■ **Data supplied**:

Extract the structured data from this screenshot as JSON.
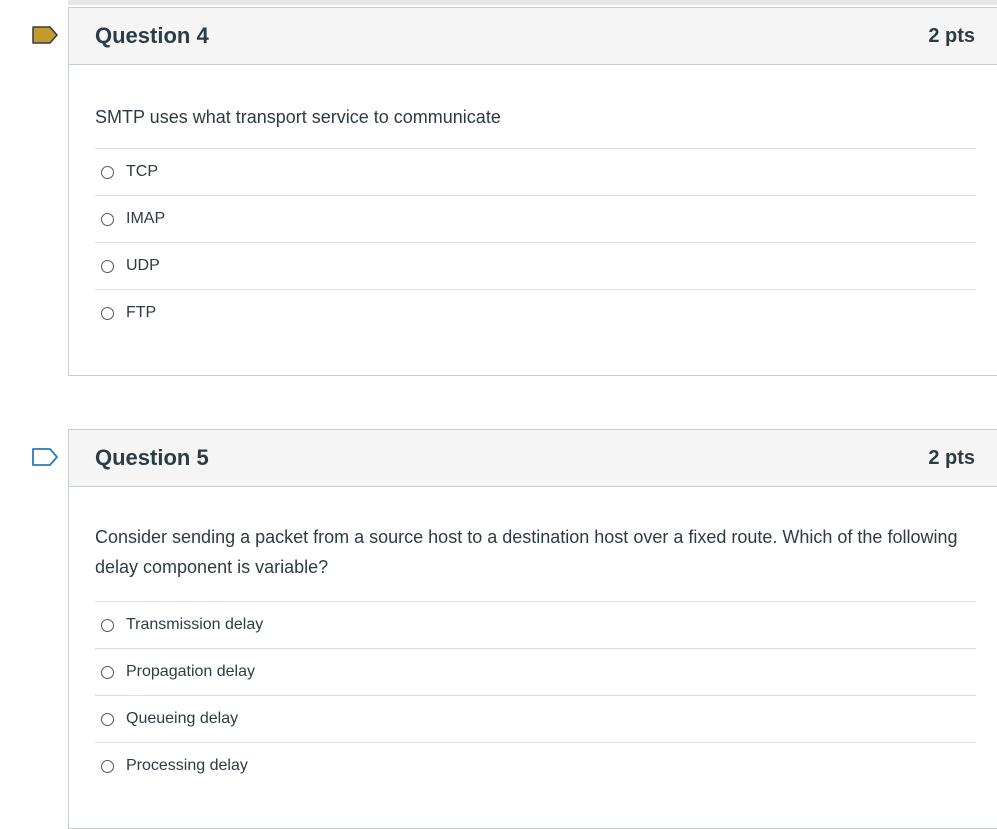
{
  "colors": {
    "flag_marked": "#c39b2c",
    "flag_unmarked": "#2b7abc"
  },
  "questions": [
    {
      "title": "Question 4",
      "points": "2 pts",
      "flagged": true,
      "text": "SMTP uses what transport service to communicate",
      "answers": [
        "TCP",
        "IMAP",
        "UDP",
        "FTP"
      ]
    },
    {
      "title": "Question 5",
      "points": "2 pts",
      "flagged": false,
      "text": "Consider sending a packet from a source host to a destination host over a fixed route. Which of the following delay component is variable?",
      "answers": [
        "Transmission delay",
        "Propagation delay",
        "Queueing delay",
        "Processing delay"
      ]
    }
  ]
}
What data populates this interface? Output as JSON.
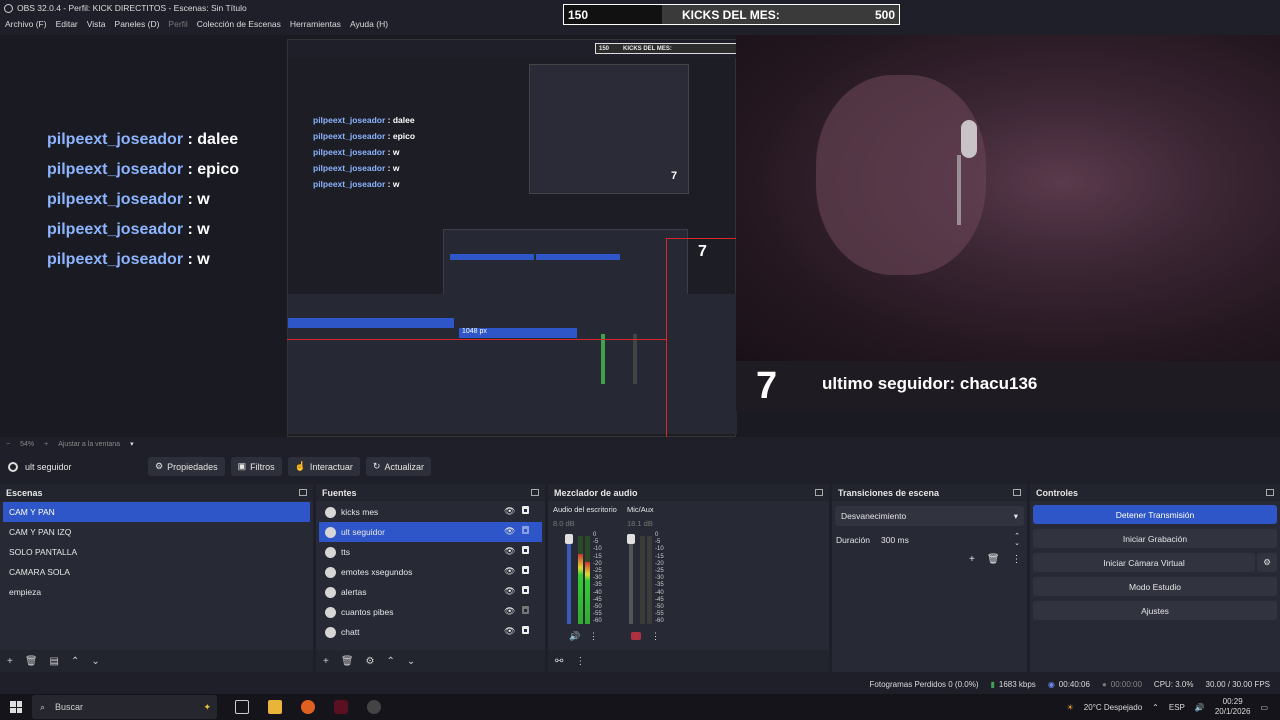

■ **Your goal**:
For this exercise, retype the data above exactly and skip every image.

■ **Written response**:
Extract the structured data from this screenshot as JSON.
{
  "colors": {
    "flag_marked": "#c39b2c",
    "flag_unmarked": "#2b7abc"
  },
  "questions": [
    {
      "title": "Question 4",
      "points": "2 pts",
      "flagged": true,
      "text": "SMTP uses what transport service to communicate",
      "answers": [
        "TCP",
        "IMAP",
        "UDP",
        "FTP"
      ]
    },
    {
      "title": "Question 5",
      "points": "2 pts",
      "flagged": false,
      "text": "Consider sending a packet from a source host to a destination host over a fixed route. Which of the following delay component is variable?",
      "answers": [
        "Transmission delay",
        "Propagation delay",
        "Queueing delay",
        "Processing delay"
      ]
    }
  ]
}
What data populates this interface? Output as JSON.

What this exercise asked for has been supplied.